9 Setting Goals Setting goals is an important part of Service planning. Goal setting requires focusing on what is important for the family and child. Specialized services goals integrate the perspective and vision of all members of the specialized services team. When setting goals consider the following: goals reflect the priorities of the family ;. goals address the child's most immediate and critical areas of Service need;. goals support planning for upcoming life transitions as well as transition to less intrusive services ;. goals are based on assessment of current levels of functioning;. goals are meaningful and realistic; and goals are stated in measureable and observable terms With a focus on the above considerations, the specialized services team will identify the primary goals for the family ( , 3-5 key goals) that clearly describe what the family is trying to accomplish. Goals Reflect the Priorities of the family A key value of the FSCD Program is to provide family -centred supports and services .

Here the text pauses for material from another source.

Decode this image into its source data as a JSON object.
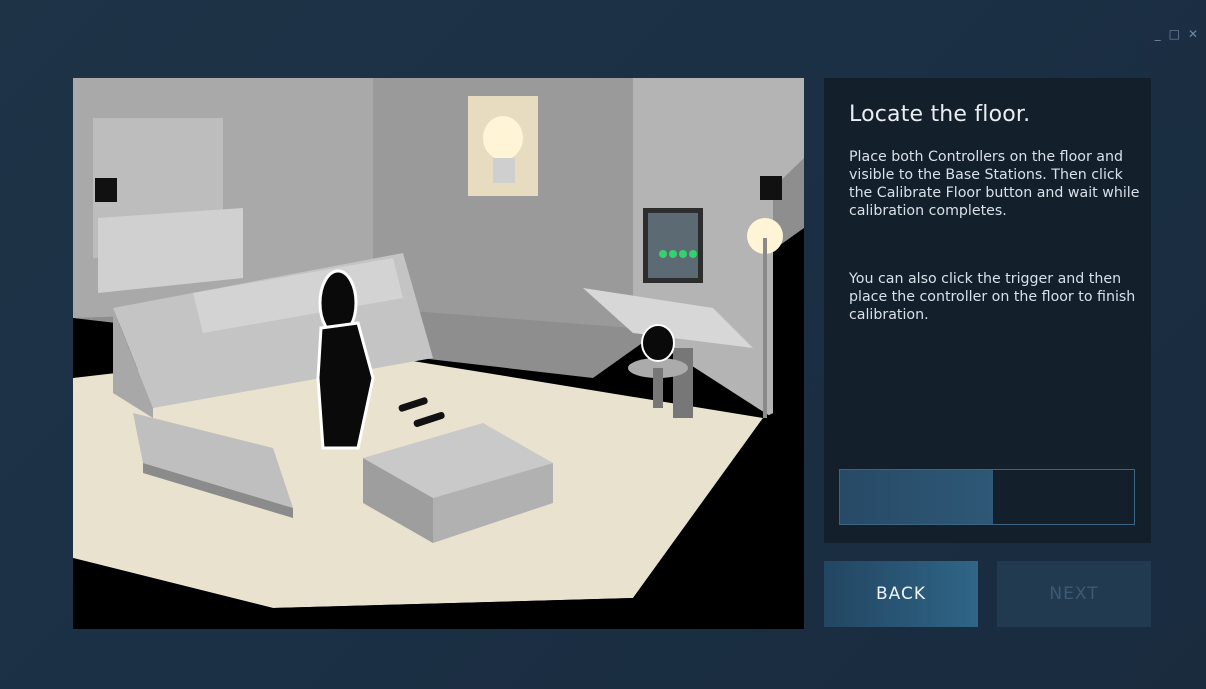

10 FSCD recognizes the family as the primary source of care and support for their child and respects and values a family 's ability to care for and promote their child's development. The FSCD Program also recognizes the important role that parents and other family members play in influencing their child's development. The specialized services team must consider how the goals will address the priorities expressed by the family . Goals that address family priorities set the foundation for success. Goals address the child's most immediate and critical Service needs Specialized services are designed to assist families to learn specific skills and apply strategies to increase their child's participation in the activities of daily living. It is important for families to identify and consider life course or long term goals for their child and for the goals in the ISP to align with that longer term vision, however the goals identified in the ISP should focus on issues that are currently impacting their child's ability to participate in activities of daily living and the family 's ability to support their March 2013 6 guidelines for Individualized Service plan (ISP).